The Cu Chi Tunnels Firing Range played a crucial role in the Vietnam War, both in terms of training soldiers and developing new weapons and tactics. However, its impact extended beyond the battlefield and had significant consequences for the local population and the environment.
The extensive use of chemical agents such as Agent Orange at the firing range has been linked to numerous health issues among soldiers who trained there and the surrounding communities. The long-term effects of these chemicals are still being felt today, with many Vietnamese citizens suffering from illnesses and birth defects.
Furthermore, the constant bombing and destruction caused by the firing range also had a devastating impact on the natural environment. The lush forests and farmlands that once covered the area were destroyed, leaving behind a barren landscape that is still struggling to recover.
Tourism and Preservation of Cu Chi Tunnels Firing Range
In recent years, the Cu Chi Tunnels Firing Range has become a popular tourist destination, attracting visitors from all over the world who come to learn about the history of the Vietnam War. The site has been preserved and developed into a museum, with guided tours and demonstrations of weapons and tactics used during the conflict.
While tourism has brought economic benefits to the local community, it has also raised concerns about the preservation and commercialization of a place associated with so much suffering and loss. Some argue that turning the firing range into a tourist attraction trivializes the horrors of war and exploits the memory of those who lost their lives.
Controversies Surrounding Cu Chi Tunnels Firing Range

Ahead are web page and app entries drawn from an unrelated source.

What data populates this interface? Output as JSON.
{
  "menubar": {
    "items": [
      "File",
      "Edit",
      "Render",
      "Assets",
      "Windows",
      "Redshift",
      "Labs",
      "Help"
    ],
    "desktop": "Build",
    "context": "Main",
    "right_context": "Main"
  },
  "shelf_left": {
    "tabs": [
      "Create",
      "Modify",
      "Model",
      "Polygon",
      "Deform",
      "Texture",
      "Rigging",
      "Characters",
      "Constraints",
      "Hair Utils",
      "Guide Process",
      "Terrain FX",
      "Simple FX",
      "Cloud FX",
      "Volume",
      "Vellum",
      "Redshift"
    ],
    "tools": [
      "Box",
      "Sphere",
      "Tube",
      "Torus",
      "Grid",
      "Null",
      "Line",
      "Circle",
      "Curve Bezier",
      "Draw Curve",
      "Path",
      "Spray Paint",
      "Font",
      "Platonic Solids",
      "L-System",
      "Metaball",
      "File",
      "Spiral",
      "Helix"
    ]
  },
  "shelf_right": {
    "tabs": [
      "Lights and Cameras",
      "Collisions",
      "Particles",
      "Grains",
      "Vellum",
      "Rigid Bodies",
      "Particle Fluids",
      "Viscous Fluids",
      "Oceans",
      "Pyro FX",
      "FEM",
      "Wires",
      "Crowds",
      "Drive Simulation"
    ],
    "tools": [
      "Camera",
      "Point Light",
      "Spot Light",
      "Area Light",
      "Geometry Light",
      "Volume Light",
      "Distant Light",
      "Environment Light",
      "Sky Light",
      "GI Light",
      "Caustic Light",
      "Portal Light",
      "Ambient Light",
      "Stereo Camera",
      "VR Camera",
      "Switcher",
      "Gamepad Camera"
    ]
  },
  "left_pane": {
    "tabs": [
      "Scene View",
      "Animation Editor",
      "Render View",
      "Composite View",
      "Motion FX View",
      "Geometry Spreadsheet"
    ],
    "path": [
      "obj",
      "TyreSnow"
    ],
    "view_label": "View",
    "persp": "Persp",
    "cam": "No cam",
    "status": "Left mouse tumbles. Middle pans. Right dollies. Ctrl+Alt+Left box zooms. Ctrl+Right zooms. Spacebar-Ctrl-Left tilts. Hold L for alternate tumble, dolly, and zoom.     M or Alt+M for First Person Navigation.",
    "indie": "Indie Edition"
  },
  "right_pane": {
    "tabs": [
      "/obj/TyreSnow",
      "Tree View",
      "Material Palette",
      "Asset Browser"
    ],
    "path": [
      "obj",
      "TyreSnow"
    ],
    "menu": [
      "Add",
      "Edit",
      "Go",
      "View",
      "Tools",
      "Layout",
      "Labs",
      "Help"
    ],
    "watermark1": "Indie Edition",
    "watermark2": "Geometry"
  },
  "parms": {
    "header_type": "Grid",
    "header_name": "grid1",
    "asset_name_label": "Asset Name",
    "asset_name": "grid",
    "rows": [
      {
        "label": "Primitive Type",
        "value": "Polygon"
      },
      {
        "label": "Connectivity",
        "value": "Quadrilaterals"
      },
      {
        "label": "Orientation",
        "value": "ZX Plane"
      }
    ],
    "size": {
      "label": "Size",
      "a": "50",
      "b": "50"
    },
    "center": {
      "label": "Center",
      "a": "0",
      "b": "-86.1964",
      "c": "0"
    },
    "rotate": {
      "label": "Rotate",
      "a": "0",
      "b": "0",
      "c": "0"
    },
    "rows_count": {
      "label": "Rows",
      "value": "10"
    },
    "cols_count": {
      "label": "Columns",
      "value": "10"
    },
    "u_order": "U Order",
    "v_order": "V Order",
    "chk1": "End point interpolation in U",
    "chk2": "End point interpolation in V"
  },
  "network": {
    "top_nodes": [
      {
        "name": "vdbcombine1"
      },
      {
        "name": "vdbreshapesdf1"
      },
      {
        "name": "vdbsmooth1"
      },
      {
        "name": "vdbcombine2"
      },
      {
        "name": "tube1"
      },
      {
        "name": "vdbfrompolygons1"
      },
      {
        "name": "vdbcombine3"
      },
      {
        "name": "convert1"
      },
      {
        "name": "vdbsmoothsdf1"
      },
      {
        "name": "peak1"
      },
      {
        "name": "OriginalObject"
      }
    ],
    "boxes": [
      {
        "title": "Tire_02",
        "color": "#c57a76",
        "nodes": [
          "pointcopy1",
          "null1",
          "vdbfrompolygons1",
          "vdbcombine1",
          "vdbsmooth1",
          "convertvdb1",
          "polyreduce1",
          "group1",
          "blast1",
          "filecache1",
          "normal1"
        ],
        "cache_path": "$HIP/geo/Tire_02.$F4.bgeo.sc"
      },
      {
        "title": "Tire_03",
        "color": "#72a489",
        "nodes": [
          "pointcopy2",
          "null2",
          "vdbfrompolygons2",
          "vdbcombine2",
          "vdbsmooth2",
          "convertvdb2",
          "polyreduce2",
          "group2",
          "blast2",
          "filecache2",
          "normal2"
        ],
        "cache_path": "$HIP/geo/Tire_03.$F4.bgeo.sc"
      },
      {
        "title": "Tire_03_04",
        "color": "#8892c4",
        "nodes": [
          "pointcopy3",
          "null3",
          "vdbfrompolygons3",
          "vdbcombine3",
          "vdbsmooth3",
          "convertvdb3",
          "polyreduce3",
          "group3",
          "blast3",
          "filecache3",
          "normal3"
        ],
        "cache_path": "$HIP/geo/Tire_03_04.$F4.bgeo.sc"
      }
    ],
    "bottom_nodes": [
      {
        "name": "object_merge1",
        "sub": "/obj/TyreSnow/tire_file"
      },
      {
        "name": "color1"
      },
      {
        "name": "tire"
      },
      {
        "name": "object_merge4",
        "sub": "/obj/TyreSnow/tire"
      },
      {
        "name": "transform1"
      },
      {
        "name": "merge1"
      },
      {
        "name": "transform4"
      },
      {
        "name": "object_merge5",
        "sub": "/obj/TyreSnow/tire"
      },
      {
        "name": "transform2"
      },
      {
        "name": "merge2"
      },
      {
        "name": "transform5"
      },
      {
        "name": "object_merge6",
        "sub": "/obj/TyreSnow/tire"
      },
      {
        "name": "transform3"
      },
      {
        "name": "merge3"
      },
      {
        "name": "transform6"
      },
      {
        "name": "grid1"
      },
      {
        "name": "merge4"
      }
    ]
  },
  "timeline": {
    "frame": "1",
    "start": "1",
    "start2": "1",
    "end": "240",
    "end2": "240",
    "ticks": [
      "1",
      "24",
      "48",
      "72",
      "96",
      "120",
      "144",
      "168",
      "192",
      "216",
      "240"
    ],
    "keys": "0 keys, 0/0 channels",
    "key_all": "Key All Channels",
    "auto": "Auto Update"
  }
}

The Cu Chi Tunnels Firing Range has been at the center of several controversies since its establishment. One of the most contentious issues is the use of live ammunition during demonstrations for tourists. Critics argue that this practice is insensitive and disrespectful to the victims of the war and promotes a culture of violence.
There have also been debates about the authenticity of the firing range, with some claiming that it has been heavily modified and reconstructed for tourism purposes. This raises questions about the accuracy of the information presented to visitors and the preservation of the site’s historical integrity.
Surviving Structures at Cu Chi Tunnels Firing Range
Despite being heavily bombed and damaged during the war, several structures at the Cu Chi Tunnels Firing Range have survived and can still be seen today. These include the original entrance to the tunnel complex, a command center, and a field hospital. These structures serve as a poignant reminder of the human cost of war and the resilience of those who fought and lived in the tunnels.
Personal Accounts from Cu Chi Tunnels Firing Range
One of the most powerful ways to understand the impact of the Cu Chi Tunnels Firing Range is through personal accounts from those who experienced it firsthand. Many soldiers who trained at the firing range have shared their stories, providing insights into the physical and psychological challenges they faced while fighting in the tunnels.
One such account is from Sergeant Ronald Haeberle, a photographer who documented the training at the firing range. He described the experience as “claustrophobic” and “terrifying,” highlighting the difficulties of navigating through the dark and cramped tunnels.
Future of Cu Chi Tunnels Firing Range
As Vietnam continues to develop and modernize, the future of the Cu Chi Tunnels Firing Range remains uncertain. While efforts have been made to preserve and promote the site as a historical landmark, there are concerns about its sustainability and the impact of tourism on the surrounding community and environment.
However, the Cu Chi Tunnels Firing Range will always hold a significant place in history, serving as a testament to the bravery and sacrifice of those who fought in the Vietnam War.
The Cu Chi Tunnels Firing Range is a complex and controversial site that holds both historical and ethical significance. It serves as a reminder of the horrors of war and the resilience of the human spirit. As we continue to explore and learn from this place, it is essential to remember the lessons of the past and strive for a more peaceful future.